This in turn could lead either directly or indirectly (through a cascade of other processes) to the degradation of brain cell function seen in people diagnosed with Alzheimer’s.
The researchers’ main interpretation was that, “demonstration of a known chronic oral pathogen-related virulence factor (lipopolysaccharides) reaching the human brains suggests an inflammatory role in the existing Alzheimer’s disease pathology”.
This was a hypothesis generated by the study results and was not studied directly. Further research involving a much larger sample size is needed to add weight to the hypothesis.
This laboratory study showed that gum disease bacteria lipopolysaccharides were found in the brain tissue of 4 out of 10 recently deceased people diagnosed with Alzheimer’s, and 0 out of 10 people without the condition.
This provides some, very limited, evidence to support the theory that in some people with Alzheimer’s, the bacteria responsible for gum disease may be playing a role in the disease.
However, given the limited number of people involved, the difference may have arisen by chance and may not be generalisable to most people with Alzheimer’s. For instance, if more people were recruited to the study, some gum disease bacteria might have been found in the control group, which would lessen the differences between the groups.
A similar study involving a greater number of people in both groups is needed to confirm this study’s results. This would help better establish how many people with Alzheimer’s have signs of gum disease-related bacteria in their brain tissue. This research suggests that a minority (4 out of 10) showed signs of the bacteria, so the majority may not be affected by this.
A further limitation is that the researchers were unable to study whether the presence of the gum disease bacterial lipopolysaccharides in the brain tissue actually caused an inflammatory response that contributed to Alzheimer’s disease, as speculated. This wasn’t possible using the frozen tissue samples from recently deceased individuals.
Given these limitations, this study does not show that “brushing your teeth reduces [the] risk of dementia” or that “gum disease can lead to dementia”, as the media headlines report. This is an exaggeration and simplification of the research involved.

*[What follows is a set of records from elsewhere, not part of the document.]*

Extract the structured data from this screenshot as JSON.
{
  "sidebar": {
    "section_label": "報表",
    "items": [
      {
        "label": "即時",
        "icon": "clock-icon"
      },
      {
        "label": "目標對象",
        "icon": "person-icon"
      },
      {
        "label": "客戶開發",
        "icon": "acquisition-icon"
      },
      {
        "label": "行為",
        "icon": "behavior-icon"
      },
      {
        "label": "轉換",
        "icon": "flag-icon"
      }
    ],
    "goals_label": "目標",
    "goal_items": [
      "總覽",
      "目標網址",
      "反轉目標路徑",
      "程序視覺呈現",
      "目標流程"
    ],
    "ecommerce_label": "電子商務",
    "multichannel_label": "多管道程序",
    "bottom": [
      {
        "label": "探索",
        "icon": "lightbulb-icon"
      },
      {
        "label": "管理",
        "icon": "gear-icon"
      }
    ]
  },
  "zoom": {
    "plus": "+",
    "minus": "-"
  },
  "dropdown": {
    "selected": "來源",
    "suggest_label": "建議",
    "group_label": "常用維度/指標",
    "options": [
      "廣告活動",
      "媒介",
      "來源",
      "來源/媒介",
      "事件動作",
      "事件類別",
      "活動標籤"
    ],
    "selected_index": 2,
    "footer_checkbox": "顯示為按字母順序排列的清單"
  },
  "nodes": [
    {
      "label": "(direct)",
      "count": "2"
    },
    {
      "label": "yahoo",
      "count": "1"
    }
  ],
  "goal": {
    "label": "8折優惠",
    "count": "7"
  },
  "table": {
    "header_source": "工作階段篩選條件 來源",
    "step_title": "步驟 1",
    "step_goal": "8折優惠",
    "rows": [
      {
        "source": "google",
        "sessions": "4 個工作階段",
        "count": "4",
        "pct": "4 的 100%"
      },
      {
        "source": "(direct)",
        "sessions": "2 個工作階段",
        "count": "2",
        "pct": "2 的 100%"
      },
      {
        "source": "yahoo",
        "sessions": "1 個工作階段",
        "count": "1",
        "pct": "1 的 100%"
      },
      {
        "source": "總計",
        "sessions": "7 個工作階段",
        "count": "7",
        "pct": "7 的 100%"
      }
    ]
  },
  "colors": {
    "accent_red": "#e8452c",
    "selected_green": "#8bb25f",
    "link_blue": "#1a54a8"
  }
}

However, the research does highlight that there is plenty more to be understood about the causes of Alzheimer’s and the potential role gum disease bacteria and inflammation plays in this process.